With so many moving parts and stakeholders, talent acquisition is an incredibly complex function of HR. Here are a few simple ways for an association to better compete for high-quality talent.
One company no longer accepts resumes, but rather uses gamification to find the right candidate for the job. Another company uses a video interviewing platform that has shortened its recruiting cycle from weeks to a matter of days. And yet another organization helps those candidate who didn’t get the job by sending them to an online portal that gives them feedback, as well as resume and interview tips.
These examples, all from Deloitte Insights’ “2017 Global Human Capital Trends” report, show just how complex talent acquisition has become—and how for-profits are managing the complexities.
And while it might be tempting to reach out for one of these new, shiny talent-acquisition tools, Robin Erickson, vice president and talent acquisition research leader at Bersin by Deloitte, has some advice for associations: “Don’t try to run before you can walk.”
So, where should an association start if they want to compete for quality talent in this increasingly digital age. Erickson has a few tips:
Look at your employment brand. An association’s employment brand is “everything an organization does in the digital and socially networked world [that] affects candidates’ decisions to work there,” according to the study, and it’s critical that associations monitor and align the messaging across all of its platforms.
“Employment brand is how you’re going to attract people to your business, but it’s also how you’re going to keep them once they’re there …,” Erickson said. “It’s really, really important for companies to be asking, ‘What do we need to do to make sure our employment brand resonates with who we are and is something attractive to the people out there that we are looking for?’”
Amp up your social networking. “If you’re not using social networking—if you’re not using all the different sites—the harder it is for your organization to have any sort of pull,” Erickson said. She added that using social networking alleviates the pressure on the “post and pray” method, in which organizations post a position on a job board and hope that somebody with the right skills, salary expectations, and vision will apply.
On the flip side, if the organization’s HR team and hiring managers start forming relationships with people on social networking sites, the idea is that people will come to you and think of your organization as a potential employer.
Consider the job candidate’s experience. “Put yourself into the candidates’ shoes: What is unique about your organization that can add richness to the candidate experience?” said the study. “What qualities both set your company apart and make it more attractive to candidates?”
Associations should also think about what they could be doing poorly. “If you order something online, chances are you can actually track that purchase,” Erickson said. “If you apply for a job at an organization, sometimes you feel like your resume goes into a black hole.” Job candidates want that same transparency in the recruitment process, so associations might consider letting them know where their application stands or even provide contact information so candidates can follow-up with recruiters.

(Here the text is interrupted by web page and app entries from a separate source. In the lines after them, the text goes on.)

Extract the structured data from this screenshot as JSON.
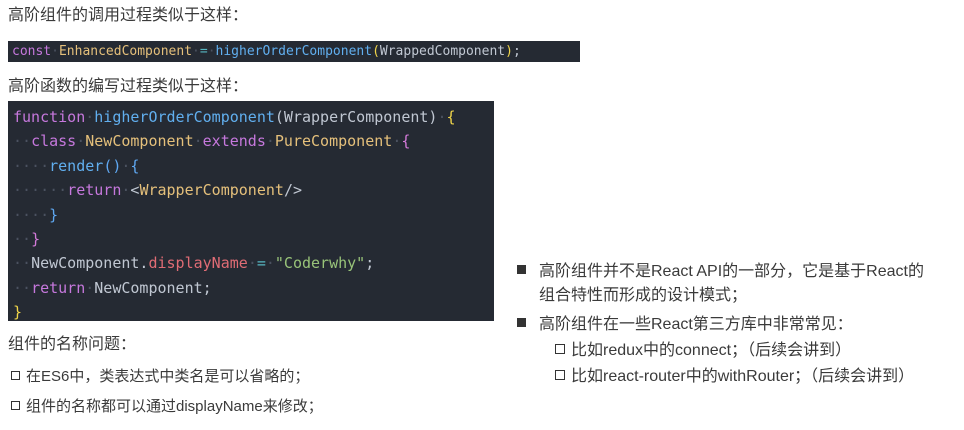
{
  "heading1": "高阶组件的调用过程类似于这样：",
  "inline_code": [
    {
      "t": "const",
      "c": "kw"
    },
    {
      "t": "·",
      "c": "dot"
    },
    {
      "t": "EnhancedComponent",
      "c": "class"
    },
    {
      "t": "·",
      "c": "dot"
    },
    {
      "t": "=",
      "c": "op"
    },
    {
      "t": "·",
      "c": "dot"
    },
    {
      "t": "higherOrderComponent",
      "c": "fn"
    },
    {
      "t": "(",
      "c": "br1"
    },
    {
      "t": "WrappedComponent",
      "c": "plain"
    },
    {
      "t": ")",
      "c": "br1"
    },
    {
      "t": ";",
      "c": "plain"
    }
  ],
  "heading2": "高阶函数的编写过程类似于这样：",
  "code_lines": [
    [
      {
        "t": "function",
        "c": "kw"
      },
      {
        "t": "·",
        "c": "dot"
      },
      {
        "t": "higherOrderComponent",
        "c": "fn"
      },
      {
        "t": "(WrapperComponent)",
        "c": "plain"
      },
      {
        "t": "·",
        "c": "dot"
      },
      {
        "t": "{",
        "c": "br1"
      }
    ],
    [
      {
        "t": "··",
        "c": "dot"
      },
      {
        "t": "class",
        "c": "kw"
      },
      {
        "t": "·",
        "c": "dot"
      },
      {
        "t": "NewComponent",
        "c": "class"
      },
      {
        "t": "·",
        "c": "dot"
      },
      {
        "t": "extends",
        "c": "kw"
      },
      {
        "t": "·",
        "c": "dot"
      },
      {
        "t": "PureComponent",
        "c": "class"
      },
      {
        "t": "·",
        "c": "dot"
      },
      {
        "t": "{",
        "c": "br2"
      }
    ],
    [
      {
        "t": "····",
        "c": "dot"
      },
      {
        "t": "render",
        "c": "fn"
      },
      {
        "t": "()",
        "c": "br3"
      },
      {
        "t": "·",
        "c": "dot"
      },
      {
        "t": "{",
        "c": "br3"
      }
    ],
    [
      {
        "t": "······",
        "c": "dot"
      },
      {
        "t": "return",
        "c": "kw"
      },
      {
        "t": "·",
        "c": "dot"
      },
      {
        "t": "<",
        "c": "plain"
      },
      {
        "t": "WrapperComponent",
        "c": "class"
      },
      {
        "t": "/>",
        "c": "plain"
      }
    ],
    [
      {
        "t": "····",
        "c": "dot"
      },
      {
        "t": "}",
        "c": "br3"
      }
    ],
    [
      {
        "t": "··",
        "c": "dot"
      },
      {
        "t": "}",
        "c": "br2"
      }
    ],
    [
      {
        "t": "··",
        "c": "dot"
      },
      {
        "t": "NewComponent.",
        "c": "plain"
      },
      {
        "t": "displayName",
        "c": "prop"
      },
      {
        "t": "·",
        "c": "dot"
      },
      {
        "t": "=",
        "c": "op"
      },
      {
        "t": "·",
        "c": "dot"
      },
      {
        "t": "\"Coderwhy\"",
        "c": "str"
      },
      {
        "t": ";",
        "c": "plain"
      }
    ],
    [
      {
        "t": "··",
        "c": "dot"
      },
      {
        "t": "return",
        "c": "kw"
      },
      {
        "t": "·",
        "c": "dot"
      },
      {
        "t": "NewComponent;",
        "c": "plain"
      }
    ],
    [
      {
        "t": "}",
        "c": "br1"
      }
    ]
  ],
  "heading3": "组件的名称问题：",
  "left_bullets": [
    "在ES6中，类表达式中类名是可以省略的；",
    "组件的名称都可以通过displayName来修改；"
  ],
  "right_bullets": [
    {
      "line1": "高阶组件并不是React API的一部分，它是基于React的",
      "line2": "组合特性而形成的设计模式；"
    },
    {
      "line1": "高阶组件在一些React第三方库中非常常见："
    }
  ],
  "right_sub_bullets": [
    "比如redux中的connect；（后续会讲到）",
    "比如react-router中的withRouter；（后续会讲到）"
  ]
}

There’s no doubt that recruiting is a complex business. What are ways your association has been able to manage recruiting in an increasingly digital age? Please leave your comments below.
(portishead1/E+/Getty Images Plus)